─── Dataset ───
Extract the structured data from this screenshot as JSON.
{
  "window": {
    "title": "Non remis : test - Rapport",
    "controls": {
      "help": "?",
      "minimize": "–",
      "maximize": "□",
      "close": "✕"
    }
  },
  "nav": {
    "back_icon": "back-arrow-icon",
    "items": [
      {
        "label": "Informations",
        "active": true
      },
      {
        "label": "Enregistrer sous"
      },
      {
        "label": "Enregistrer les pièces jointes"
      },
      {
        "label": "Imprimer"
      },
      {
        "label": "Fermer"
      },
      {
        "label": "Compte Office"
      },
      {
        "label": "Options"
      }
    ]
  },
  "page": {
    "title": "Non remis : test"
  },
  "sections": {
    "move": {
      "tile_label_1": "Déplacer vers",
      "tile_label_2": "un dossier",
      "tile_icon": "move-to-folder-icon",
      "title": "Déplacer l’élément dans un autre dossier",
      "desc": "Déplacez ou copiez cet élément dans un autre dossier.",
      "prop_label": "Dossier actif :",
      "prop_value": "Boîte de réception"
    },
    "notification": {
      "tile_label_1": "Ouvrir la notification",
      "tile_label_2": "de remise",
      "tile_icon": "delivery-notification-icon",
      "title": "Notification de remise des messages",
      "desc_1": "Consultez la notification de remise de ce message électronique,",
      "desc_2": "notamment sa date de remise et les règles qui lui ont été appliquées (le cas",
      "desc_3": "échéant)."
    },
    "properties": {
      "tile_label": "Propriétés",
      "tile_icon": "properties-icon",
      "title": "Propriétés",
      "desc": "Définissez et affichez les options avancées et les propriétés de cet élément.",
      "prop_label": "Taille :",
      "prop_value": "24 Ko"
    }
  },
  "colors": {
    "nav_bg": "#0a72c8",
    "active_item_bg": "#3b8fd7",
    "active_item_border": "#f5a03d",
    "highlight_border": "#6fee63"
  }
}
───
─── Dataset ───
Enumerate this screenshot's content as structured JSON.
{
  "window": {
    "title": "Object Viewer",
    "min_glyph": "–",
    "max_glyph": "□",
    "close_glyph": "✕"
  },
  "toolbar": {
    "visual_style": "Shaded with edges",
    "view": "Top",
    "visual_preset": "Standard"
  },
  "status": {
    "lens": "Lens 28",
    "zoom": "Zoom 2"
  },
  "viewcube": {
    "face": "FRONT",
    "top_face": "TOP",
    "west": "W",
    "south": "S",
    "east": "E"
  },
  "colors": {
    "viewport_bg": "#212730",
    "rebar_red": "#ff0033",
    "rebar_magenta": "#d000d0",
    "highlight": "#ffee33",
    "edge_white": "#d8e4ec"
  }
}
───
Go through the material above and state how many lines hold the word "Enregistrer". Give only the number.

2